|US20110165328 *||Mar 16, 2011||Jul 7, 2011||Tokyo Electron Limited||Method of forming mixed rare earth oxide and aluminate films by atomic layer deposition|
|US20110165401 *||May 22, 2009||Jul 7, 2011||Sigma-Aldrich Co.||High-k dielectric films and methods of producing using cerium-based beta-diketonate precursors|
|US20110184156 *||Apr 12, 2011||Jul 28, 2011||Sigma-Aldrich Co.||Precursors for deposition of metal oxide layers or films|

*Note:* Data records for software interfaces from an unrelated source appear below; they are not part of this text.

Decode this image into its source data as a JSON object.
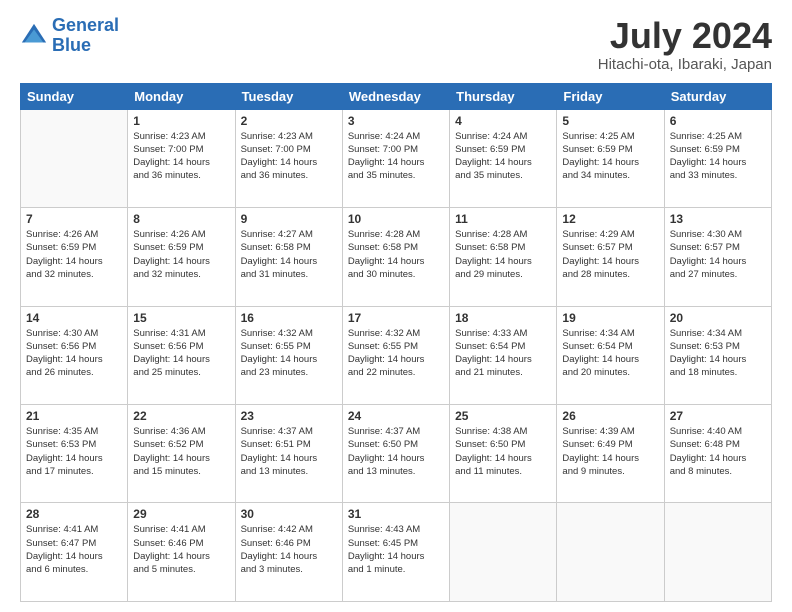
{
  "logo": {
    "line1": "General",
    "line2": "Blue"
  },
  "title": "July 2024",
  "location": "Hitachi-ota, Ibaraki, Japan",
  "headers": [
    "Sunday",
    "Monday",
    "Tuesday",
    "Wednesday",
    "Thursday",
    "Friday",
    "Saturday"
  ],
  "weeks": [
    [
      {
        "num": "",
        "info": ""
      },
      {
        "num": "1",
        "info": "Sunrise: 4:23 AM\nSunset: 7:00 PM\nDaylight: 14 hours\nand 36 minutes."
      },
      {
        "num": "2",
        "info": "Sunrise: 4:23 AM\nSunset: 7:00 PM\nDaylight: 14 hours\nand 36 minutes."
      },
      {
        "num": "3",
        "info": "Sunrise: 4:24 AM\nSunset: 7:00 PM\nDaylight: 14 hours\nand 35 minutes."
      },
      {
        "num": "4",
        "info": "Sunrise: 4:24 AM\nSunset: 6:59 PM\nDaylight: 14 hours\nand 35 minutes."
      },
      {
        "num": "5",
        "info": "Sunrise: 4:25 AM\nSunset: 6:59 PM\nDaylight: 14 hours\nand 34 minutes."
      },
      {
        "num": "6",
        "info": "Sunrise: 4:25 AM\nSunset: 6:59 PM\nDaylight: 14 hours\nand 33 minutes."
      }
    ],
    [
      {
        "num": "7",
        "info": "Sunrise: 4:26 AM\nSunset: 6:59 PM\nDaylight: 14 hours\nand 32 minutes."
      },
      {
        "num": "8",
        "info": "Sunrise: 4:26 AM\nSunset: 6:59 PM\nDaylight: 14 hours\nand 32 minutes."
      },
      {
        "num": "9",
        "info": "Sunrise: 4:27 AM\nSunset: 6:58 PM\nDaylight: 14 hours\nand 31 minutes."
      },
      {
        "num": "10",
        "info": "Sunrise: 4:28 AM\nSunset: 6:58 PM\nDaylight: 14 hours\nand 30 minutes."
      },
      {
        "num": "11",
        "info": "Sunrise: 4:28 AM\nSunset: 6:58 PM\nDaylight: 14 hours\nand 29 minutes."
      },
      {
        "num": "12",
        "info": "Sunrise: 4:29 AM\nSunset: 6:57 PM\nDaylight: 14 hours\nand 28 minutes."
      },
      {
        "num": "13",
        "info": "Sunrise: 4:30 AM\nSunset: 6:57 PM\nDaylight: 14 hours\nand 27 minutes."
      }
    ],
    [
      {
        "num": "14",
        "info": "Sunrise: 4:30 AM\nSunset: 6:56 PM\nDaylight: 14 hours\nand 26 minutes."
      },
      {
        "num": "15",
        "info": "Sunrise: 4:31 AM\nSunset: 6:56 PM\nDaylight: 14 hours\nand 25 minutes."
      },
      {
        "num": "16",
        "info": "Sunrise: 4:32 AM\nSunset: 6:55 PM\nDaylight: 14 hours\nand 23 minutes."
      },
      {
        "num": "17",
        "info": "Sunrise: 4:32 AM\nSunset: 6:55 PM\nDaylight: 14 hours\nand 22 minutes."
      },
      {
        "num": "18",
        "info": "Sunrise: 4:33 AM\nSunset: 6:54 PM\nDaylight: 14 hours\nand 21 minutes."
      },
      {
        "num": "19",
        "info": "Sunrise: 4:34 AM\nSunset: 6:54 PM\nDaylight: 14 hours\nand 20 minutes."
      },
      {
        "num": "20",
        "info": "Sunrise: 4:34 AM\nSunset: 6:53 PM\nDaylight: 14 hours\nand 18 minutes."
      }
    ],
    [
      {
        "num": "21",
        "info": "Sunrise: 4:35 AM\nSunset: 6:53 PM\nDaylight: 14 hours\nand 17 minutes."
      },
      {
        "num": "22",
        "info": "Sunrise: 4:36 AM\nSunset: 6:52 PM\nDaylight: 14 hours\nand 15 minutes."
      },
      {
        "num": "23",
        "info": "Sunrise: 4:37 AM\nSunset: 6:51 PM\nDaylight: 14 hours\nand 13 minutes."
      },
      {
        "num": "24",
        "info": "Sunrise: 4:37 AM\nSunset: 6:50 PM\nDaylight: 14 hours\nand 13 minutes."
      },
      {
        "num": "25",
        "info": "Sunrise: 4:38 AM\nSunset: 6:50 PM\nDaylight: 14 hours\nand 11 minutes."
      },
      {
        "num": "26",
        "info": "Sunrise: 4:39 AM\nSunset: 6:49 PM\nDaylight: 14 hours\nand 9 minutes."
      },
      {
        "num": "27",
        "info": "Sunrise: 4:40 AM\nSunset: 6:48 PM\nDaylight: 14 hours\nand 8 minutes."
      }
    ],
    [
      {
        "num": "28",
        "info": "Sunrise: 4:41 AM\nSunset: 6:47 PM\nDaylight: 14 hours\nand 6 minutes."
      },
      {
        "num": "29",
        "info": "Sunrise: 4:41 AM\nSunset: 6:46 PM\nDaylight: 14 hours\nand 5 minutes."
      },
      {
        "num": "30",
        "info": "Sunrise: 4:42 AM\nSunset: 6:46 PM\nDaylight: 14 hours\nand 3 minutes."
      },
      {
        "num": "31",
        "info": "Sunrise: 4:43 AM\nSunset: 6:45 PM\nDaylight: 14 hours\nand 1 minute."
      },
      {
        "num": "",
        "info": ""
      },
      {
        "num": "",
        "info": ""
      },
      {
        "num": "",
        "info": ""
      }
    ]
  ]
}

|US20110287601 *||Aug 1, 2011||Nov 24, 2011||Ahn Kie Y||Methods of forming a dielectric containing dysprosium doped hafnium oxide|
|U.S. Classification||438/785, 438/681|
|International Classification||C01F17/00, H01L21/316, C23C16/44, C23C16/455, C23C16/40, C30B29/16|
|Cooperative Classification||C23C16/45553, C23C16/40, C23C16/405|
|European Classification||C23C16/40, C23C16/40H, C23C16/455F2H|
|Feb 4, 2002||AS||Assignment|
Owner name: ASM MICROCHEMISTRY OY, FINLAND
Free format text: ASSIGNMENT OF ASSIGNORS INTEREST;ASSIGNORS:NIINISTO, JAAKKO;PUTKONEN, MATTI;RITALA, MIKKO;AND OTHERS;REEL/FRAME:012573/0185
Effective date: 20020129
|May 24, 2002||AS||Assignment|
Owner name: ASM MICROCHEMISTRY OY, FINLAND
Free format text: ASSIGNMENT OF ASSIGNORS INTEREST;ASSIGNOR:RAISANEN, PETRI;REEL/FRAME:012913/0230
Effective date: 20020213
|Dec 23, 2003||AS||Assignment|
Owner name: ASM INTERNATIONAL N.V., NETHERLANDS
Free format text: ASSIGNMENT OF ASSIGNORS INTEREST;ASSIGNOR:ASM MICROCHEMISTRY OY;REEL/FRAME:014852/0964
Effective date: 20031126
|Nov 28, 2006||CC||Certificate of correction|
|Aug 19, 2008||FPAY||Fee payment|
Year of fee payment: 4
|Jul 25, 2012||FPAY||Fee payment|
Year of fee payment: 8
|Aug 11, 2016||FPAY||Fee payment|
Year of fee payment: 12